Grace Tafoya · 12/05/2018 at 20:56
What do you mean you feel a little off?
Janice · 14/06/2015 at 20:11
Have had TMJ now for years. I thought I would never find out what was wrong with me. Finally saw ENT and said magic word my jaw makes a popping noise. My other symtoms were headaches really bad neck pain. Shoulder pain numbness on face. By the time I was finally had a diagnoses I had to go on anxiety medication. I clench my teeth really bad at night. Have worn night guards for years. My tongue has gotten larger since all of this started, which made my teeth started moving. So that led to invisilign braces. So when I got my retainers I received a new nightguard. I still clench and I am still having problems. My TMJ had flared up again and bad head aches watery eyes full head filling. So here I go again. Back on muscle relaxers and ibuprofen. Calling orthodontists to see want we are going to try next. I may consider Botox. My grown children call and say they have times they are clenching bad. I hope they never go thru what I have. Not alot of nights go by that I don’t wake up with a head ache. But trying to find a name of what I had was the worst. My mind was running away with all sorts of thing that was wrong with me. MRI looking for tumor. CT scan on TMJ. Which then they recommended a MRI on TMJ joint. Bingo there it showed lots of inflammation. Finally had an answer. Hoping this will help anyone going thru this but don’t knowing what is happening to you.
Jon · 21/11/2015 at 12:49
I’ve been going nuts for 3 years. What has finally brought me some relief for inflammation and ringing in my ears is heat, heat, and more heat. Sometimes ice but, when you think you have done enough hot/cold therapy use more heat again. Minimum 2 hours per day.
Tonya Mcclure · 26/01/2016 at 22:04
do you have light sensitivity and pain in your eyes as well as jaw pain, pain around the ears, and pain around the eyesand neck pain?
Kem · 02/12/2017 at 18:55
These comments have been really helpful, my husband thought I was going nuts BUT I kept saying it’s not anxiety it’s sleeplessness from my clenching at night. Thank you all for sharing
Sara · 20/04/2018 at 23:53
I’m a 22yr old female, I’ve been diagnosed for three years now. The first year and a half, I was in agony and wasn’t getting proper treatment. I sought out physical therapists, chiropractors, ear nose and throat specialists, multiple dentists, oral surgeons, and two primary care physicians… the only things that have helped me are Methocarbamol 75mg (mild muscle relaxant) as needed every four hours, as well as clonazapam(klonopin) 0.5mg 3-4x daily.
Maggie Carr · 02/09/2018 at 16:59

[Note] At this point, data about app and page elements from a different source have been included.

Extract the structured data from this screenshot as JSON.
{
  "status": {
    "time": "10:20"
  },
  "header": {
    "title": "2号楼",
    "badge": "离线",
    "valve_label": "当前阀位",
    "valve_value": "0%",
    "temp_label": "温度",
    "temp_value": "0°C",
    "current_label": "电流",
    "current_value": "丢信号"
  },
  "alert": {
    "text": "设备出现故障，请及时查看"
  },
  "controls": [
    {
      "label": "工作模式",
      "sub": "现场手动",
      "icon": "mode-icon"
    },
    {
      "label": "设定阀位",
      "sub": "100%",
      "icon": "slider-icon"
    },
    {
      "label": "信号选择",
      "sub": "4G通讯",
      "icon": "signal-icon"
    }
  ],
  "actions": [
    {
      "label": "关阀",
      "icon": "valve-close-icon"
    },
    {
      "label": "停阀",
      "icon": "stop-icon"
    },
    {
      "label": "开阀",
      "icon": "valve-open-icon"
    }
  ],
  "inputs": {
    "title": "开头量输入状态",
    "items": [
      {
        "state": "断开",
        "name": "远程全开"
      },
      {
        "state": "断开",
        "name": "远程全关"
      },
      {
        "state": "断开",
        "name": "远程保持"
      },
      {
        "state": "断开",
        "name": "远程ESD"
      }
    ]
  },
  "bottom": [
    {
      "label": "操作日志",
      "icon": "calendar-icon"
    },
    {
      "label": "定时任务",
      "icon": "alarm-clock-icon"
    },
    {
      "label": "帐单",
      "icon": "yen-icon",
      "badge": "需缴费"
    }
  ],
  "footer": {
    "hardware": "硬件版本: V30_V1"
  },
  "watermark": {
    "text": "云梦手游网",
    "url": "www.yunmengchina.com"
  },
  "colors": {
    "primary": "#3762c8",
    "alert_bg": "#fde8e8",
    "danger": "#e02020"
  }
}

I have TMJ. Right now I feel that is has dislocated my jaw. Can barely open mouth to eat. CANNOT chew on my right side at all or swallow. I have an appointment with a dentist on Wed. the 5th. I feel like my jaw is broken. Have major migraines. My ear is constantly in pain as well as feeling stuffed and my face is swollen in the jawbone area. It hurts and I hate it. So afraid to eat. Have lost a lot of weight due to this. Wish all good luck. It is a painful thing to have.
Tawanah Fagan · 05/09/2018 at 18:49
I have gone through 3 mouthguards and still use one, get Botox every 3 months and that helps, now taking 10 ml. Amitriptilin and that has really helped. Down side is that I have a hangover the next day.